In this big surprise of the week (who would expect Sean Connery to come up with his Unforgiven at this stage), black Bronx high school student Jamal Wallace (Rob Brown) meets William Forrester (Sean Connery), an odd neighbourhood resident. A reclusive novelist, hiding from the world since his first brush with fame, Forrester is a literary snob, a lout and a voyeur who loves to peep into neighbours' windows with his binoculars. Wallace is a scholar-athlete, a 16-year-old potential genius who sneaks into Forrester's rancid shrine on a dare.
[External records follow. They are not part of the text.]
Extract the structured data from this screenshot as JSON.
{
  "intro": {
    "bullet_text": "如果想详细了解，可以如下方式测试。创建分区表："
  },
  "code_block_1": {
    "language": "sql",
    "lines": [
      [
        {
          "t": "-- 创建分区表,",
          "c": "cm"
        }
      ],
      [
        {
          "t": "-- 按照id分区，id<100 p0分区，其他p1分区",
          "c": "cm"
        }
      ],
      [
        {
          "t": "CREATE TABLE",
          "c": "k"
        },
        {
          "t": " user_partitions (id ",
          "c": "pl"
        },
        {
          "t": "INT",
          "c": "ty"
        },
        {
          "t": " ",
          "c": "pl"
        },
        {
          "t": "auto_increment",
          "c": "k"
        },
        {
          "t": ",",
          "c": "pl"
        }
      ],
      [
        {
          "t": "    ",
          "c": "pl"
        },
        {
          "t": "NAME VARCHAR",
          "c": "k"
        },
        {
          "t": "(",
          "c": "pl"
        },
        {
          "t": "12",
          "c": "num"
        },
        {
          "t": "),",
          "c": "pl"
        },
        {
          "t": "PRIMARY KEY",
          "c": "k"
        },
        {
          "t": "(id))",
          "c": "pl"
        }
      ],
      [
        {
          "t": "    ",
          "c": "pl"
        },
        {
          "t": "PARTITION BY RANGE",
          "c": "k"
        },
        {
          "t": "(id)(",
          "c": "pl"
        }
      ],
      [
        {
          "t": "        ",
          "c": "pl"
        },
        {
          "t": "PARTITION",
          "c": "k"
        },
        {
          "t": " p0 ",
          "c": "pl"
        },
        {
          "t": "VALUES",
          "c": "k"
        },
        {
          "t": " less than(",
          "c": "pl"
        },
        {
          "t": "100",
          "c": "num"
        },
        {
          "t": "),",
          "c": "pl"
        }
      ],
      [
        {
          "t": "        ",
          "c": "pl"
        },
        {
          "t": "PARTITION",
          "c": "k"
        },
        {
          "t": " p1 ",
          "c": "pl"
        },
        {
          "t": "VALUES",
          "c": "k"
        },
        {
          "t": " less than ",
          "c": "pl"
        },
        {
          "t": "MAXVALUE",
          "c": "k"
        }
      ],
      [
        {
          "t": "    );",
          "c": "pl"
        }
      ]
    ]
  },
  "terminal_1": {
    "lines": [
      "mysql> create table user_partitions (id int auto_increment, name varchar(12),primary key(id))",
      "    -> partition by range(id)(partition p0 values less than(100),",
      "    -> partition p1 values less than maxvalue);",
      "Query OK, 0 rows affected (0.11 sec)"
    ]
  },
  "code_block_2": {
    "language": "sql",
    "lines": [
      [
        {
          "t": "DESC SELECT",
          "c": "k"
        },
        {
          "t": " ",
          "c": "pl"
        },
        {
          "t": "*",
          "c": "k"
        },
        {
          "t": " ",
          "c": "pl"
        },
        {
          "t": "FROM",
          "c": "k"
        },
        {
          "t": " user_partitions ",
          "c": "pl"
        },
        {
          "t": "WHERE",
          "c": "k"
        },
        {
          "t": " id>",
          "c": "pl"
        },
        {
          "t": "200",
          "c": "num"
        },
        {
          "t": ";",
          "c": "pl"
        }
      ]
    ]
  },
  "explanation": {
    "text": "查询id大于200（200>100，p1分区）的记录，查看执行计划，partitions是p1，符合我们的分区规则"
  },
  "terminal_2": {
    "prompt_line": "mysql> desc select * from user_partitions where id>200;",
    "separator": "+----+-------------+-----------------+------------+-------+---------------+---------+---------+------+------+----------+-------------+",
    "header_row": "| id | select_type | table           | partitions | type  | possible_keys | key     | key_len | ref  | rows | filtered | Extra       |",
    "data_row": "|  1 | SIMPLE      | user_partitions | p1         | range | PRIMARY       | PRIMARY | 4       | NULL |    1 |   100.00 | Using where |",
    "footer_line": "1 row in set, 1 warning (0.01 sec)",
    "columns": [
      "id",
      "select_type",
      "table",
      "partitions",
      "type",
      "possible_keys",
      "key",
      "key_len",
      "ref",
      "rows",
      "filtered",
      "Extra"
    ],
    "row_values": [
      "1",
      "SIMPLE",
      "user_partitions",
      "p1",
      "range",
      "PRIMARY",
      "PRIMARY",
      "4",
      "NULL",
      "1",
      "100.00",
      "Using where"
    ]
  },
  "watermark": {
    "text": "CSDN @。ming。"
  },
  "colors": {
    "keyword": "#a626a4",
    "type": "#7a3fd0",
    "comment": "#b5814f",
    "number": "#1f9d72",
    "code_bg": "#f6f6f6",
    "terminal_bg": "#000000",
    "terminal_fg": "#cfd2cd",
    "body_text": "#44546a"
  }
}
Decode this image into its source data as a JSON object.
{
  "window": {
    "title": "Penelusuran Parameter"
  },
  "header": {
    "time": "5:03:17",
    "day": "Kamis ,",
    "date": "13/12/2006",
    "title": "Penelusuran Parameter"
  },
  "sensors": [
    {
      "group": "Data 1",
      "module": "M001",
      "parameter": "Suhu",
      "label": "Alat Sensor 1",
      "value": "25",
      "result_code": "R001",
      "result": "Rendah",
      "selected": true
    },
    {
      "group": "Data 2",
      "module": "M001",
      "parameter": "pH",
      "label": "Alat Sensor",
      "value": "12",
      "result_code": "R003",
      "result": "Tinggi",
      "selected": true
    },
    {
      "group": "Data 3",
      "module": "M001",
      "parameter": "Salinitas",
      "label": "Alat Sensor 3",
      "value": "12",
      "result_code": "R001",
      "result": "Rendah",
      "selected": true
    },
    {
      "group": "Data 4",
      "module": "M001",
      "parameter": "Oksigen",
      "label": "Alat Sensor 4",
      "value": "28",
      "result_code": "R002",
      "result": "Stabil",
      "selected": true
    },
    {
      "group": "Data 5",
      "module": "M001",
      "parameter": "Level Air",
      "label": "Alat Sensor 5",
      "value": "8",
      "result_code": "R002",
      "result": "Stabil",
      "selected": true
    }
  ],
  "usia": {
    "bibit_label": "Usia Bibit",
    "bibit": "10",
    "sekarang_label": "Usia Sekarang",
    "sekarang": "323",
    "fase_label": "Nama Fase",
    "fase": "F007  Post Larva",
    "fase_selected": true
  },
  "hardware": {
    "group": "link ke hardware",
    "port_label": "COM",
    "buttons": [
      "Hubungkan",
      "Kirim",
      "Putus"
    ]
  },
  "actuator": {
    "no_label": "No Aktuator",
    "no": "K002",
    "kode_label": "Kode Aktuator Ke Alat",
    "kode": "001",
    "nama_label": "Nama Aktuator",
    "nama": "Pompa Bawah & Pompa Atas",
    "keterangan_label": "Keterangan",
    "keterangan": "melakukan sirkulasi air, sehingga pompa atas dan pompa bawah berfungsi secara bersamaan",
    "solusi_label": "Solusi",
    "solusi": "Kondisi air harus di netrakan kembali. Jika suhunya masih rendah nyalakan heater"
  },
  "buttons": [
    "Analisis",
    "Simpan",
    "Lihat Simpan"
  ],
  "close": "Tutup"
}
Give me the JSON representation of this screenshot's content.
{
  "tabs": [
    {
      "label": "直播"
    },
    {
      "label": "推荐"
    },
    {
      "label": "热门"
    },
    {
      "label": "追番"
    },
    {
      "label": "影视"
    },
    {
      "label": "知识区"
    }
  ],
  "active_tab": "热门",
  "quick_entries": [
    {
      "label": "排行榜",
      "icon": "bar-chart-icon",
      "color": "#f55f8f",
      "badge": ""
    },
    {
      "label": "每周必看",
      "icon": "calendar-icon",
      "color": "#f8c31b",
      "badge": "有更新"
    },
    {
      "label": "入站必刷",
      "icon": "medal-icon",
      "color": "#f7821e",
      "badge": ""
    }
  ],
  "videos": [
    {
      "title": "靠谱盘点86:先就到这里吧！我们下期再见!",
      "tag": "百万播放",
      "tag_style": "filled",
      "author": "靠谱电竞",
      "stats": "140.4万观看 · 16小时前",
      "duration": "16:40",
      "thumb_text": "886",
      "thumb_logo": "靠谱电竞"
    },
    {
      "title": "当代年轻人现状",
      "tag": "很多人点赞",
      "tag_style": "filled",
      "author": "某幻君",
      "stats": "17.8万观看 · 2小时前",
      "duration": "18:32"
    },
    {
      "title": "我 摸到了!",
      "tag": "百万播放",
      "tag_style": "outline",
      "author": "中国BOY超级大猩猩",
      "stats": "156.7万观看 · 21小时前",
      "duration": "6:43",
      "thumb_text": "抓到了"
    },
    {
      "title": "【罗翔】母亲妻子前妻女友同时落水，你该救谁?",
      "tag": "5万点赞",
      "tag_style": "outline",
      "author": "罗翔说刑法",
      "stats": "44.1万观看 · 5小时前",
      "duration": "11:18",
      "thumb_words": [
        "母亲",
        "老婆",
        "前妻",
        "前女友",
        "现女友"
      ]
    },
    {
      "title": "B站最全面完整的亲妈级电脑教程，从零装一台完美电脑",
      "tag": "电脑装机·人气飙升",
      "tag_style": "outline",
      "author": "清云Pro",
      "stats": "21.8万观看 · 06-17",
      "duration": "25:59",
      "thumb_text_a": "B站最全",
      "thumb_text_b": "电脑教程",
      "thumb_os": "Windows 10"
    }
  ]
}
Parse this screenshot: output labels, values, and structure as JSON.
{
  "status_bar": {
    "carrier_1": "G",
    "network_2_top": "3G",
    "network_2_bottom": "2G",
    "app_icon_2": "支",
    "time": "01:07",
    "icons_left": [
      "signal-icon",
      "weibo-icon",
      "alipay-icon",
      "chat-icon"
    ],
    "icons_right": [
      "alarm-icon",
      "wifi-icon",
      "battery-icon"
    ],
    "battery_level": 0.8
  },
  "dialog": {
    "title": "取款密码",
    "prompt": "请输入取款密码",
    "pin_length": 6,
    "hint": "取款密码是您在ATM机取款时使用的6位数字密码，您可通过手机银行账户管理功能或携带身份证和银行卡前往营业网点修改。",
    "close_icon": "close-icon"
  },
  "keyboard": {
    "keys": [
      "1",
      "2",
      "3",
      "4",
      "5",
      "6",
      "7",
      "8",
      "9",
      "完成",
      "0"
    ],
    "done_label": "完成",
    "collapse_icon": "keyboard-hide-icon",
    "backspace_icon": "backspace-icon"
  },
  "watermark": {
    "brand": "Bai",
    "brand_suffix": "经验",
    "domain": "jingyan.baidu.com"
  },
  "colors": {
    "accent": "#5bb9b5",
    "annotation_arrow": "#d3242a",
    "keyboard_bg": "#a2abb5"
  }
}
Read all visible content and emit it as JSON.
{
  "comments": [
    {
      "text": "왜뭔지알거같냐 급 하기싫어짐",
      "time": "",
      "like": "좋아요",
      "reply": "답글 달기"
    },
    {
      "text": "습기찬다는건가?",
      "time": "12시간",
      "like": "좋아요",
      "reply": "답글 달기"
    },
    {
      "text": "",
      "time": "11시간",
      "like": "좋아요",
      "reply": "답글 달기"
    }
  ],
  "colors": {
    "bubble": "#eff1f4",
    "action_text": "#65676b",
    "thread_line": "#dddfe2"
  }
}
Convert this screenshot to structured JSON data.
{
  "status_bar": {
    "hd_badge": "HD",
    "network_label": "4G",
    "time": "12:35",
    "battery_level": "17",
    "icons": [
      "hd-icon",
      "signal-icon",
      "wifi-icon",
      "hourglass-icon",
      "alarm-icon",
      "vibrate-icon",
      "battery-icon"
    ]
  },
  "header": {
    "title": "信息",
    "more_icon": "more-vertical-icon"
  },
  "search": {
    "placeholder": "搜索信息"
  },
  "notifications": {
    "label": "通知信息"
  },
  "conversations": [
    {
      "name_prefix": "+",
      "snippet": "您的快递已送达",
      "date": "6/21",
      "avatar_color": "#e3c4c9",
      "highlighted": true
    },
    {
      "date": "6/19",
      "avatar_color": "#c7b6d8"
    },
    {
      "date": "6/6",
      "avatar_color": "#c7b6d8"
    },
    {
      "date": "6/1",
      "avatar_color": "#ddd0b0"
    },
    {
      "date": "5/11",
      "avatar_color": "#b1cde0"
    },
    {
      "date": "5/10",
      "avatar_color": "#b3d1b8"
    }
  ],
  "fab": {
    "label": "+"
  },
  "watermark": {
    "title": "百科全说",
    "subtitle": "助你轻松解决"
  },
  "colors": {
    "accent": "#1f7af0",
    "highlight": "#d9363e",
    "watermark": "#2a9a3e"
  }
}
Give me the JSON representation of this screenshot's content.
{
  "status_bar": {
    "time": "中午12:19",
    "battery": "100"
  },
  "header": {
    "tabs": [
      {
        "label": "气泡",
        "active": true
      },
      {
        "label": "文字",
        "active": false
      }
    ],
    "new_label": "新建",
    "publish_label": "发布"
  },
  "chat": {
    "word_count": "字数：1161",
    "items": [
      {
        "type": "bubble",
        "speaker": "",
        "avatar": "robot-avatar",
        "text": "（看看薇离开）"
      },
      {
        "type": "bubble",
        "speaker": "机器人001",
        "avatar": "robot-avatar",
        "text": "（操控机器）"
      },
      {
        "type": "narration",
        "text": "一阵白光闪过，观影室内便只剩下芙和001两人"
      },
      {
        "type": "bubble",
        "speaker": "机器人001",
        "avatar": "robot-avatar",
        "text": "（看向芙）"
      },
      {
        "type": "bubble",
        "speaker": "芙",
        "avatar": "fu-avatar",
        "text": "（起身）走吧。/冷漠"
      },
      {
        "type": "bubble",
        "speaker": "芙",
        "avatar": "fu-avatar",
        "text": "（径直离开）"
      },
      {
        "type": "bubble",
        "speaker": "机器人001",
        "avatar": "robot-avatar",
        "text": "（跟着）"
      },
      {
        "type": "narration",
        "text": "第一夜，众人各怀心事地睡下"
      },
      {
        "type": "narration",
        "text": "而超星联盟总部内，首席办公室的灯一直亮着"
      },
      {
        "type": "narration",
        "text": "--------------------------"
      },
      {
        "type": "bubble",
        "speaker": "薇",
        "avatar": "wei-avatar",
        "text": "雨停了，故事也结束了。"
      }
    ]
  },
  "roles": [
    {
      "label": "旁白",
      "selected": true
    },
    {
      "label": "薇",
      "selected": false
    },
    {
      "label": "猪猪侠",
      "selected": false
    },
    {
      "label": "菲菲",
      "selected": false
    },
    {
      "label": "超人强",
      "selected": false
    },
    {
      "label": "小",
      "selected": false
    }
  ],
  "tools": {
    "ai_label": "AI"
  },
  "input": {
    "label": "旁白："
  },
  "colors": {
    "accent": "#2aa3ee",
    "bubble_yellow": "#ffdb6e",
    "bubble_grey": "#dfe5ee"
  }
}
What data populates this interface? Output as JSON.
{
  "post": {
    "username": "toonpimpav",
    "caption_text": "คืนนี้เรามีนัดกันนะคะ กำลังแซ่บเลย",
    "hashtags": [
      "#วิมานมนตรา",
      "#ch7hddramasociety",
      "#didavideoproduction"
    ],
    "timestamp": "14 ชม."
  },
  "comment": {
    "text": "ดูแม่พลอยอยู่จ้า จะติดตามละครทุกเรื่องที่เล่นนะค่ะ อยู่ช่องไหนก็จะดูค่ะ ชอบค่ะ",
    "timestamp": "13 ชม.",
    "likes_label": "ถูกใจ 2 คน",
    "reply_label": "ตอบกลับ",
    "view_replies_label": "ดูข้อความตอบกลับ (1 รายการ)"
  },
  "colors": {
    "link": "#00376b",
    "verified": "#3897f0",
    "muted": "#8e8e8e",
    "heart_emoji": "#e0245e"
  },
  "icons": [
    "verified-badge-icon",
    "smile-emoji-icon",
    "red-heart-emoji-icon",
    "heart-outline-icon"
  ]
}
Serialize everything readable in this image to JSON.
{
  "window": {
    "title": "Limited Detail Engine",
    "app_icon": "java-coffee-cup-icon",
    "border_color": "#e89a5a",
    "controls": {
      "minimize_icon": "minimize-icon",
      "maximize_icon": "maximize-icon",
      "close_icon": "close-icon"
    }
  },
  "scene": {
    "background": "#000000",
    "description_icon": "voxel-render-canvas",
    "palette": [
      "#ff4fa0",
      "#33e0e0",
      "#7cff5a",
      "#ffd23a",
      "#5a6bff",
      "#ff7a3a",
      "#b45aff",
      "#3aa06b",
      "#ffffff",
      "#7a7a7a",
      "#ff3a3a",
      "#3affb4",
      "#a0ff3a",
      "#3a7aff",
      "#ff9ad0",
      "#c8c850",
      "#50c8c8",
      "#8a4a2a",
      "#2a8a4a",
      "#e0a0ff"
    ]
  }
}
He then finds, after a series of encounters, an acerbic mentor in the scholar-degenerate.
The film could have slid into a condescending drama of a home-boy rescued by a white guru, but director Gus Van Sant avoids the cliches. He focuses instead on the friendship between two exceptional men separated by race and generation. It's a difficult relationship shot tightly in mid shots and close-ups, with a sudden top-angle wide, which emphasises the distance, appearing somewhere in the middle. Forrester is also a sensitive man trying to come to grips with some of the choices he made. Wallace, on the other hand, is negotiating hard with his talents—he is after all an ace basketball player and a gifted writer. He is called to an upmarket Manhattan institution on the basis of his test scores—it turns out that the school is more interested in the black kid winning a sports trophy.
By choosing a non-actor to essay Wallace's role, Sant succeeds in bringing a certain deadpanness to his role. Brown is consistent throughout without having to emote—it gives him the kind of cool intensity, which collates well with the tough situations Wallace has to face. One of them includes an unspoken attraction with a classmate (Anna Paquin) whose father is on the school board.
Finding Forrester is also unsentimental about Wallace's colour. It is, however, Forrester who intrigues you—it is rare to get his type in a leading role, and Sean Connery brings out the pungent irony latent in the character.
The problem, however, is the unusually low-key treatment towards the end—Sant is unable to hold the movie when Forrester sheds his reclusiveness to stand up for his friend. The climax looks hurried and you can see the austere tone actually giving way to a tame melodrama.